Fogg accepted an athletic scholarship to attend the University of Florida in Gainesville, Florida, where he played for coach Andy Lopez's Florida Gators baseball team from 1995 to 1998. In 1996, he played collegiate summer baseball for the Hyannis Mets of the Cape Cod Baseball League and was named a league all-star. As a senior in 1998, he was recognized as a consensus first-team All-American, having received first-team honors from Baseball America, Collegiate Baseball and the National Collegiate Baseball Writers Association. Fogg was inducted into the University of Florida Athletic Hall of Fame as a "Gator Great" in 2013.

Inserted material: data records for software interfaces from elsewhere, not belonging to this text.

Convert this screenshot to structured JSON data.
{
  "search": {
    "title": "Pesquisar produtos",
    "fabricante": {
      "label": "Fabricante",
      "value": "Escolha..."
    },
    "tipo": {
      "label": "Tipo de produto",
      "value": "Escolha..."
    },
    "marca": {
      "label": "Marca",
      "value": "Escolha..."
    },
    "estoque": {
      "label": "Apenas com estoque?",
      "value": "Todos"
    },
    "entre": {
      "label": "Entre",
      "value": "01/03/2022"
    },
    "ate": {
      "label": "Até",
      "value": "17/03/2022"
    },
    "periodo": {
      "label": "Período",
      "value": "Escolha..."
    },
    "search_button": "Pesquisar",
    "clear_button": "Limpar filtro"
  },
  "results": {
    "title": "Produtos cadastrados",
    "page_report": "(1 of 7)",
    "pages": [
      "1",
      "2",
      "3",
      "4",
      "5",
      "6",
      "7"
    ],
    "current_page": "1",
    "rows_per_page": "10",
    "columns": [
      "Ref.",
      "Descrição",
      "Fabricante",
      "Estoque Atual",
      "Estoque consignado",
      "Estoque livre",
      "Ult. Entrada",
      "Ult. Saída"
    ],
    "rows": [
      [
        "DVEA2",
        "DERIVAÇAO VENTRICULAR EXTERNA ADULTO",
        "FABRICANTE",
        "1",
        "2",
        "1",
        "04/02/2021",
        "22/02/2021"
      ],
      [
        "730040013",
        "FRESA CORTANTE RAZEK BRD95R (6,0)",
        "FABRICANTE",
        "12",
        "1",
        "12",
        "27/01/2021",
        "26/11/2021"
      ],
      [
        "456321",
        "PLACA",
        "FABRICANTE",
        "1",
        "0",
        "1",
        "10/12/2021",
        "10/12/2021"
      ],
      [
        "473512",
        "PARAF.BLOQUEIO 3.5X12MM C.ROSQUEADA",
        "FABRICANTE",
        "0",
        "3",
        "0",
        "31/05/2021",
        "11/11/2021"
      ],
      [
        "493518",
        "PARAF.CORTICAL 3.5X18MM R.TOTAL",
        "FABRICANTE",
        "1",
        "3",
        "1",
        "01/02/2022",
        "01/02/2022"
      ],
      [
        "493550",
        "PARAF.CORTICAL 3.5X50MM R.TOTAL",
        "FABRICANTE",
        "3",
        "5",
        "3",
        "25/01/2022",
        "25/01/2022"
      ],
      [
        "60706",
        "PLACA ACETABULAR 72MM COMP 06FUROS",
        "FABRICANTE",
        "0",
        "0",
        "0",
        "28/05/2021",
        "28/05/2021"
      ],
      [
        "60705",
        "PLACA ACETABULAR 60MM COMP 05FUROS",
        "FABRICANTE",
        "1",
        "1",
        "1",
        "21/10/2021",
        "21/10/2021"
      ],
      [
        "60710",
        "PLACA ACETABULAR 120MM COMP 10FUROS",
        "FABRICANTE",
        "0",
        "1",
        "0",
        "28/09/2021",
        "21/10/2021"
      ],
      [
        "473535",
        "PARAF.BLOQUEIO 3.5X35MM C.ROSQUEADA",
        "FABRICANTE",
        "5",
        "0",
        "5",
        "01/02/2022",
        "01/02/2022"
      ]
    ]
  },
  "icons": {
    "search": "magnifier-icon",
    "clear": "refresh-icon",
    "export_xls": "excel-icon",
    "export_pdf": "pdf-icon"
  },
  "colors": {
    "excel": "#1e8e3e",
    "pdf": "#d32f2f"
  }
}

Fogg began his career with the Chicago White Sox for which he appeared in 11 games in 2001. He was traded along with Sean Lowe to the Pittsburgh Pirates for Todd Ritchie.
In 2002, Fogg pitched in 33 starts as a rookie for the Pirates, finishing tied for first with 12 wins alongside his teammate Kip Wells and finishing second in innings pitched on the team. He finished 7th in Rookie of the Year balloting.
2003 was a down year as Fogg suffered an abdominal injury. He would only appear in 26 starts and finished with 10 wins. Although he reached double digit wins, his ERA finished at 5.26 while allowing 22 home runs in only 143 innings.
In 2004, Fogg notched 11 wins, reaching double digit wins for the third consecutive season, and allowed a career low 17 home runs in 32 starts.
2005 saw Fogg demoted to the bullpen for a time as he struggled throughout the season. He pitched in 34 games, 28 of them starts, and finished with a record of 6-11 while having an ERA over 5.
Fogg signed with the Rockies in 2006. That season, he went 11-9 with a 5.49 ERA in 31 starts. In Coors Field, he was 6-4 despite having an ERA over 6.00 in 15 starts. On June 30, 2006, against the Seattle Mariners at Safeco Field in Seattle, Washington, Fogg threw a two-hit complete game shutout while facing the minimum 27 batters. All three Mariners who reached base (Adrián Beltré and Kenji Johjima on singles and Raúl Ibañez on a walk) were erased on double plays by infielders Garrett Atkins, Clint Barmes, Jamey Carroll, and Todd Helton.
In 2007, Fogg finished with a record of 10-9 in 30 games. During the 2007 season, He acquired the nickname "Dragon Slayer" after he pitched and won against many of the best pitchers in the majors including Brandon Webb and Curt Schilling. Fogg pitched in three games in the 2007 playoffs, going 2-1. His loss came in the World Series against the Boston Red Sox, who pounded Fogg for 6 runs on 10 hits in less than 3 innings.
On February 21, 2008, Fogg signed a one-year deal with the Cincinnati Reds. In his lone season with the Reds, his record was 2-7 with a career worst 7.58 ERA in 22 games for the Reds.
After the 2008 season, Fogg signed a minor league deal with the Rockies. He was called up after making eight starts in AAA. Once called up by the Rockies, he pitched mostly out of the bullpen, appearing in a total of 24 games with 1 start.
On January 29, 2010, Fogg signed a minor league contract with the New York Mets with an invite to spring training. He was released on March 20. Fogg signed a minor league contract with the Philadelphia Phillies on March 31, 2010, but was released on July 2 after sporting an ERA over 10 in just 3 starts. Soon after his release, he retired from baseball.